  • Subjects / Keywords
  • Graduation date
    2015-06
  • Type of Item
    Thesis
  • Degree
    Doctor of Philosophy
  • DOI
    https://doi.org/10.7939/R3BR8MP2Z
  • License
    This thesis is made available by the University of Alberta Libraries with permission of the copyright owner solely for non-commercial purposes.
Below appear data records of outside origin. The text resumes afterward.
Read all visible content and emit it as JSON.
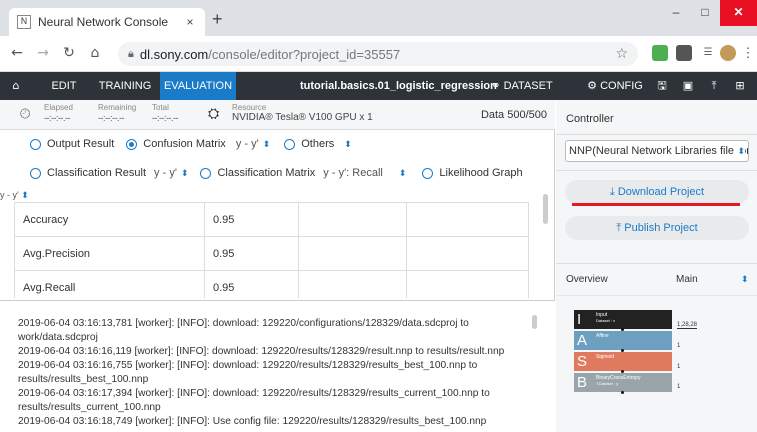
{
  "browser": {
    "tab_title": "Neural Network Console",
    "tab_favicon": "N",
    "tab_close": "×",
    "new_tab": "+",
    "url_host": "dl.sony.com",
    "url_path": "/console/editor?project_id=35557",
    "window_minimize": "–",
    "window_maximize": "□",
    "window_close": "✕"
  },
  "appnav": {
    "edit": "EDIT",
    "training": "TRAINING",
    "evaluation": "EVALUATION",
    "project_name": "tutorial.basics.01_logistic_regression",
    "dataset": "DATASET",
    "config": "CONFIG"
  },
  "status": {
    "elapsed_label": "Elapsed",
    "elapsed_value": "--:--:--.--",
    "remaining_label": "Remaining",
    "remaining_value": "--:--:--.--",
    "total_label": "Total",
    "total_value": "--:--:--.--",
    "resource_label": "Resource",
    "resource_value": "NVIDIA® Tesla® V100 GPU x 1",
    "data_count": "Data  500/500"
  },
  "options": {
    "output_result": "Output Result",
    "confusion_matrix": "Confusion Matrix",
    "confusion_select": "y - y'",
    "others": "Others",
    "classification_result": "Classification Result",
    "classification_result_select": "y - y'",
    "classification_matrix": "Classification Matrix",
    "classification_matrix_select": "y - y': Recall",
    "likelihood_graph": "Likelihood Graph",
    "selected": "Confusion Matrix"
  },
  "table_label": "y - y'",
  "metrics": [
    {
      "name": "Accuracy",
      "value": "0.95"
    },
    {
      "name": "Avg.Precision",
      "value": "0.95"
    },
    {
      "name": "Avg.Recall",
      "value": "0.95"
    }
  ],
  "log_lines": [
    "2019-06-04 03:16:13,781 [worker]: [INFO]: download: 129220/configurations/128329/data.sdcproj to",
    "work/data.sdcproj",
    "2019-06-04 03:16:16,119 [worker]: [INFO]: download: 129220/results/128329/result.nnp to results/result.nnp",
    "2019-06-04 03:16:16,755 [worker]: [INFO]: download: 129220/results/128329/results_best_100.nnp to",
    "results/results_best_100.nnp",
    "2019-06-04 03:16:17,394 [worker]: [INFO]: download: 129220/results/128329/results_current_100.nnp to",
    "results/results_current_100.nnp",
    "2019-06-04 03:16:18,749 [worker]: [INFO]: Use config file: 129220/results/128329/results_best_100.nnp"
  ],
  "controller": {
    "title": "Controller",
    "format_select": "NNP(Neural Network Libraries file forr",
    "download_project": "Download Project",
    "publish_project": "Publish Project"
  },
  "overview": {
    "title": "Overview",
    "selector": "Main",
    "layers": [
      {
        "letter": "I",
        "name": "Input",
        "detail": "Dataset : x",
        "shape": "1,28,28"
      },
      {
        "letter": "A",
        "name": "Affine",
        "detail": "",
        "shape": "1"
      },
      {
        "letter": "S",
        "name": "Sigmoid",
        "detail": "",
        "shape": "1"
      },
      {
        "letter": "B",
        "name": "BinaryCrossEntropy",
        "detail": "T.Dataset : y",
        "shape": "1"
      }
    ]
  },
  "colors": {
    "accent": "#1a7cc9",
    "nav_bg": "#2d3338",
    "highlight_red": "#e01b24"
  }
}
This thesis, or any portion thereof, may not otherwise be copied or reproduced without the written consent of the copyright owner, except to the extent permitted by Canadian copyright law.
  • Language
    English
  • Institution
    University of Alberta
  • Degree level
    Doctoral
  • Department
    • Department of Biological Sciences
  • Specialization
    • Ecology
  • Supervisor / co-supervisor and their department(s)
    • St. Louis, Vincent (Biological Sciences)
  • Examining committee members and their departments
    • Gamon, John (Biological Sciences)
    • MacKenzie, Derek (Renewable Resources)